iamschnaider wrote:
A tank is filled with gasoline to a depth of exactly 2 feet. The tank is a cylinder resting horizontally on its side, with its circular ends oriented vertically. The inside of the tank is exactly 6 feet long. What is the volume of gasoline in the tank?
1) The inside of the tank is exactly 4 feet in diameter.
2) The top surface of the gasoline forms a rectangle that has an area of 24 square feet.
From
OG 2016 (question 86 DS)
I get why 1 works, but the main qualm I have about 2 is how we can be sure that the 4 feet resulting from the square is a diameter of the circle ie. how we know that it fills the tank exactly up to halfway.
Hi,
i agree with you however we still can find the answer ..
we can find the chord/diameter of the circular end as 4..
now we have depth as 2, length as 6 and width as 4 but the volume will vary depending on what the dia would be..
there could be two scenarios..
1) where the center is below the chord... that is greater than 2\(\sqrt{3}\)..
eq becomes \(2^2+(2\sqrt{3}+r)^2=r^2\)
r comes out negative so not possible.
2) where the center is above the chord... that is greater than 2\(\sqrt{3}\).. r can be found so suff..
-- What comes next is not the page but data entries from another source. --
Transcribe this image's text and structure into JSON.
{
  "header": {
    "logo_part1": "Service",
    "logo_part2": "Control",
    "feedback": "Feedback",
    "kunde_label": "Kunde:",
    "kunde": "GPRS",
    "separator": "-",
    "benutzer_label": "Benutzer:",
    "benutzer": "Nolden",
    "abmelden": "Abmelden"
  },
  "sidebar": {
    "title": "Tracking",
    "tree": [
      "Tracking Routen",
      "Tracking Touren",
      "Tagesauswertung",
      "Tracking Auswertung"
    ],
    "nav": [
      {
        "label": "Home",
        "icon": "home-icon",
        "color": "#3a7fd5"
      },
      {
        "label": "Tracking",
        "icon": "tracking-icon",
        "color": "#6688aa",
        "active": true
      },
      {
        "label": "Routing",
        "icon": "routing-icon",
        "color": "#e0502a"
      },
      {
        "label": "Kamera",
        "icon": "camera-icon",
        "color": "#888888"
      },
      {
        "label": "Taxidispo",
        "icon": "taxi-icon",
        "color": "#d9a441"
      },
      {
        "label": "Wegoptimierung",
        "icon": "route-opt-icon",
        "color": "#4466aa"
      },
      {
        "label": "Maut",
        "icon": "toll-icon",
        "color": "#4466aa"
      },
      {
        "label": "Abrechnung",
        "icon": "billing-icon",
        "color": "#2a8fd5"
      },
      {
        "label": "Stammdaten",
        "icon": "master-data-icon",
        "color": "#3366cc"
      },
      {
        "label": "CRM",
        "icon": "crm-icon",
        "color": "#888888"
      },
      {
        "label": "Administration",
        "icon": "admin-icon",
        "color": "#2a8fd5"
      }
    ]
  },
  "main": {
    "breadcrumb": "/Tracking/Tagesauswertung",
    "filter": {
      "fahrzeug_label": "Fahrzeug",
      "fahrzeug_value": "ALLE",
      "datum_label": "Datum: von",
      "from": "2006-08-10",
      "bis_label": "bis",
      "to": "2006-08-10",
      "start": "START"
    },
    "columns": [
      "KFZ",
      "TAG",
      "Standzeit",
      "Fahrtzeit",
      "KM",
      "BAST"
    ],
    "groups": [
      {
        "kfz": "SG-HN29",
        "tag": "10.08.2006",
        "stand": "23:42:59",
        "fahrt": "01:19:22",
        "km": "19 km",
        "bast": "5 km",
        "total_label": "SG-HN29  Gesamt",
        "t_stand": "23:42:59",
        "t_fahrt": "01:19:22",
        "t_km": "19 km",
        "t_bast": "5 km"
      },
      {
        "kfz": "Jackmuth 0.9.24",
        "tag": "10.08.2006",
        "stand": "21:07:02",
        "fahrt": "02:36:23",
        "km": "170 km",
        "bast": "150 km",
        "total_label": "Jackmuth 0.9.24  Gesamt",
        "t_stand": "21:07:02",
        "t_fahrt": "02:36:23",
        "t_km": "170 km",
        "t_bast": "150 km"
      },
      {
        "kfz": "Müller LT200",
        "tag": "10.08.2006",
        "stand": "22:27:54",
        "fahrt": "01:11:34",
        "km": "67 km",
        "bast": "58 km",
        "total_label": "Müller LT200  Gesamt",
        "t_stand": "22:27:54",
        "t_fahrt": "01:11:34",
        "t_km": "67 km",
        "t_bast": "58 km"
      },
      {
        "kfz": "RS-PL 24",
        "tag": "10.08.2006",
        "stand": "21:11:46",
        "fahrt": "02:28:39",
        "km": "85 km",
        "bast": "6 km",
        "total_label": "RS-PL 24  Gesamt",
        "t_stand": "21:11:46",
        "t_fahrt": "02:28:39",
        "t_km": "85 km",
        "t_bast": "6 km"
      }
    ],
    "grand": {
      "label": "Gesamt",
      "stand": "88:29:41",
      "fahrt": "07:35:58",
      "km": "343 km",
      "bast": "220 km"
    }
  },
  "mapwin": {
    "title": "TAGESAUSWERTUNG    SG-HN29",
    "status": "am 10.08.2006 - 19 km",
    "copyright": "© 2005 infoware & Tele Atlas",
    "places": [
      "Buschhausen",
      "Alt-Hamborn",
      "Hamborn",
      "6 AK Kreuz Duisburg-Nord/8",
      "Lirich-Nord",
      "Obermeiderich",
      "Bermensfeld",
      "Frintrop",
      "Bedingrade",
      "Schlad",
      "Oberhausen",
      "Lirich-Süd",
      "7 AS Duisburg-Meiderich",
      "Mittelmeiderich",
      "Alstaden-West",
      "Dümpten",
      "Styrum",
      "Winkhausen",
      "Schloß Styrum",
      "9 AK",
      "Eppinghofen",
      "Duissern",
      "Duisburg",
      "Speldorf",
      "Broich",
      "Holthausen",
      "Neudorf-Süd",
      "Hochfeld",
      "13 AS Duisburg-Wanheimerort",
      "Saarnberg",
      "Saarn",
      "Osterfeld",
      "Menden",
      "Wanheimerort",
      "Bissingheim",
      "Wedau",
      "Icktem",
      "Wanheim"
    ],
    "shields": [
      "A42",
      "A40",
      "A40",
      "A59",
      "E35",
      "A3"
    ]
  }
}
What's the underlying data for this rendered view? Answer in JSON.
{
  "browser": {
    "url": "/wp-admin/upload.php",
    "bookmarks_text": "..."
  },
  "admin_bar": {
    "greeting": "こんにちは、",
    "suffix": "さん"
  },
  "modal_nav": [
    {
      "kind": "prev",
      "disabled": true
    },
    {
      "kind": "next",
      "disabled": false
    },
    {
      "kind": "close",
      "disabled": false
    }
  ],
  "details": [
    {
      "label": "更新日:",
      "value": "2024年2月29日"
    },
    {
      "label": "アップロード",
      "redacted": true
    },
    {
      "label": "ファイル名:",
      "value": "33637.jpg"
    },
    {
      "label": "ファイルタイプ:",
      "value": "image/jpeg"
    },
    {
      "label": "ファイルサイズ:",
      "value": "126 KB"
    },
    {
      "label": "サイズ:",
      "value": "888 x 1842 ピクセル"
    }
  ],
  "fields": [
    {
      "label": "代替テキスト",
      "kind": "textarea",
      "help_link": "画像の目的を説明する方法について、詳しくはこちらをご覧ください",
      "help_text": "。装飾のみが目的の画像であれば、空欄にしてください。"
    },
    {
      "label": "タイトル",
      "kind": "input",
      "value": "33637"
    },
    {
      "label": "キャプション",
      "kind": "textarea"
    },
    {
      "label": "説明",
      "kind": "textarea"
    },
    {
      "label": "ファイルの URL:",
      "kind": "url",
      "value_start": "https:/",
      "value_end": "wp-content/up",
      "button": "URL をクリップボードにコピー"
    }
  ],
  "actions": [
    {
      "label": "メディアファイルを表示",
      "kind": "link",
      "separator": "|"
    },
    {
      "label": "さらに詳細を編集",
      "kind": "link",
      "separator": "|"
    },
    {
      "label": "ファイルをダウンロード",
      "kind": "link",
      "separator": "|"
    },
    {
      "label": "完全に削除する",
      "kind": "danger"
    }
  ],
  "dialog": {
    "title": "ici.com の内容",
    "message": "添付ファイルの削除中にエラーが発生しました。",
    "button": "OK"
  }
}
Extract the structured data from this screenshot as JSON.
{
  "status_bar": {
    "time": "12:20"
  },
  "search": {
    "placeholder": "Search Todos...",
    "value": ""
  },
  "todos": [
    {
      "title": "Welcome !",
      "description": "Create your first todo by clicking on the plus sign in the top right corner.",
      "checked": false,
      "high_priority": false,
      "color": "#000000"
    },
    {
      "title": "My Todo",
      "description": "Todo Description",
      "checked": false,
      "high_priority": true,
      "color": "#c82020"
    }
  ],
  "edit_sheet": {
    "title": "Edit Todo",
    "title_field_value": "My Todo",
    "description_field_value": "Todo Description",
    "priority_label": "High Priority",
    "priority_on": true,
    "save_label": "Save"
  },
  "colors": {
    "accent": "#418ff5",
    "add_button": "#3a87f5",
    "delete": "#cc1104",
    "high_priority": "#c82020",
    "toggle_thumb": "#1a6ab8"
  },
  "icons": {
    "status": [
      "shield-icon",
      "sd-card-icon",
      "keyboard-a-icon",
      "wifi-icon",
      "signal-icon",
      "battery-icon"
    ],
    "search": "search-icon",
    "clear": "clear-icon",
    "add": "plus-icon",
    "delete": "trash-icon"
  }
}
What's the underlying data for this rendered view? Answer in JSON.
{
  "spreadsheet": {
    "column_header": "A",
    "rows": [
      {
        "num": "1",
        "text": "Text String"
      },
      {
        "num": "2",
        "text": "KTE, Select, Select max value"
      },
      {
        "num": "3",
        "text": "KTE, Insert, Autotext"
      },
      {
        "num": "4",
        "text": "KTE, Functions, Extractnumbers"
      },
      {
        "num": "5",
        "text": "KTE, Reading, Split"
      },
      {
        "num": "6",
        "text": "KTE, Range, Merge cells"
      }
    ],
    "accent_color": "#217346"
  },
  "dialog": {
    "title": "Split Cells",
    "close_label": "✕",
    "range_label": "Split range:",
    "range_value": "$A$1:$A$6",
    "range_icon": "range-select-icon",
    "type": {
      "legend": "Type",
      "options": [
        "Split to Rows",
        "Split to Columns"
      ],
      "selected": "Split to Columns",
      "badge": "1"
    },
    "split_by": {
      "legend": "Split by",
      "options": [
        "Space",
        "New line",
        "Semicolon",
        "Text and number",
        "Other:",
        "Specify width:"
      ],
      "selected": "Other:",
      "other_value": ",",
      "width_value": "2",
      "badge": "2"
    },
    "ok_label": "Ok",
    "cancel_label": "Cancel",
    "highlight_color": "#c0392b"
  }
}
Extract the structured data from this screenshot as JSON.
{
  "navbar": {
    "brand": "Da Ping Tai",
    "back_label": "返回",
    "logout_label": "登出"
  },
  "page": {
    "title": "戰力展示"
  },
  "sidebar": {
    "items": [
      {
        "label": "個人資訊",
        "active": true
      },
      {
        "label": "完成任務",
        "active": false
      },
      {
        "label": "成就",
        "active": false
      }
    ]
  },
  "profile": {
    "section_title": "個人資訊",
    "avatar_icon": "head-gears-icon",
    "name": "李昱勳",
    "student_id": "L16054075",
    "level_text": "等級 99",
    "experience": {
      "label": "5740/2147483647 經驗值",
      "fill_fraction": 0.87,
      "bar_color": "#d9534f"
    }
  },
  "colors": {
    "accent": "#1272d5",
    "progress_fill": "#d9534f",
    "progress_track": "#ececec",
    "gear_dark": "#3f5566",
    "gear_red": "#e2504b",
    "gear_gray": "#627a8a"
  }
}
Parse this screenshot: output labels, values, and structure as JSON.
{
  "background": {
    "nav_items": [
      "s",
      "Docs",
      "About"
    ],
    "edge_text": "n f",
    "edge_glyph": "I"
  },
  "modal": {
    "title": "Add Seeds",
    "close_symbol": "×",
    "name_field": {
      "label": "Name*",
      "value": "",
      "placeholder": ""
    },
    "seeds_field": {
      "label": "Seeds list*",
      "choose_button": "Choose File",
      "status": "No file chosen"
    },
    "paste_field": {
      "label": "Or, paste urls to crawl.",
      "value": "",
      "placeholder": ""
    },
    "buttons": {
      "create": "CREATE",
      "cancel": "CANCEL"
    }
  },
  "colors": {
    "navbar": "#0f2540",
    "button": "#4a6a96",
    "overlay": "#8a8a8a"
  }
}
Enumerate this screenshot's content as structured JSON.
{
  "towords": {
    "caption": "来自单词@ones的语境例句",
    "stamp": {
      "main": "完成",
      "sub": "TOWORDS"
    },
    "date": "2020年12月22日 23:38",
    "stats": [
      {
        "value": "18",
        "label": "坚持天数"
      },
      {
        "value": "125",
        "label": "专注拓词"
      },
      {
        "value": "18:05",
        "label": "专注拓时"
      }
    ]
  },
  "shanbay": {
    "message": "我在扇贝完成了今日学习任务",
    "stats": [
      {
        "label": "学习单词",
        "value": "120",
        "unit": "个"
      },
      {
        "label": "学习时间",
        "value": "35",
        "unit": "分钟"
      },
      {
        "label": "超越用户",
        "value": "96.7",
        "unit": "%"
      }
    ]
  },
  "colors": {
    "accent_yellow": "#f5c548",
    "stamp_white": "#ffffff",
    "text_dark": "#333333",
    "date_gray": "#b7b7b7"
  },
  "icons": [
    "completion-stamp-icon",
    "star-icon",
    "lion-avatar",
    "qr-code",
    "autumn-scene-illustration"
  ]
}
eq becomes \(2^2+(2\sqrt{3}-r)^2=r^2\)
.
Though i understood the logic i am confused at the first place as how u got 2√3 in the beginning..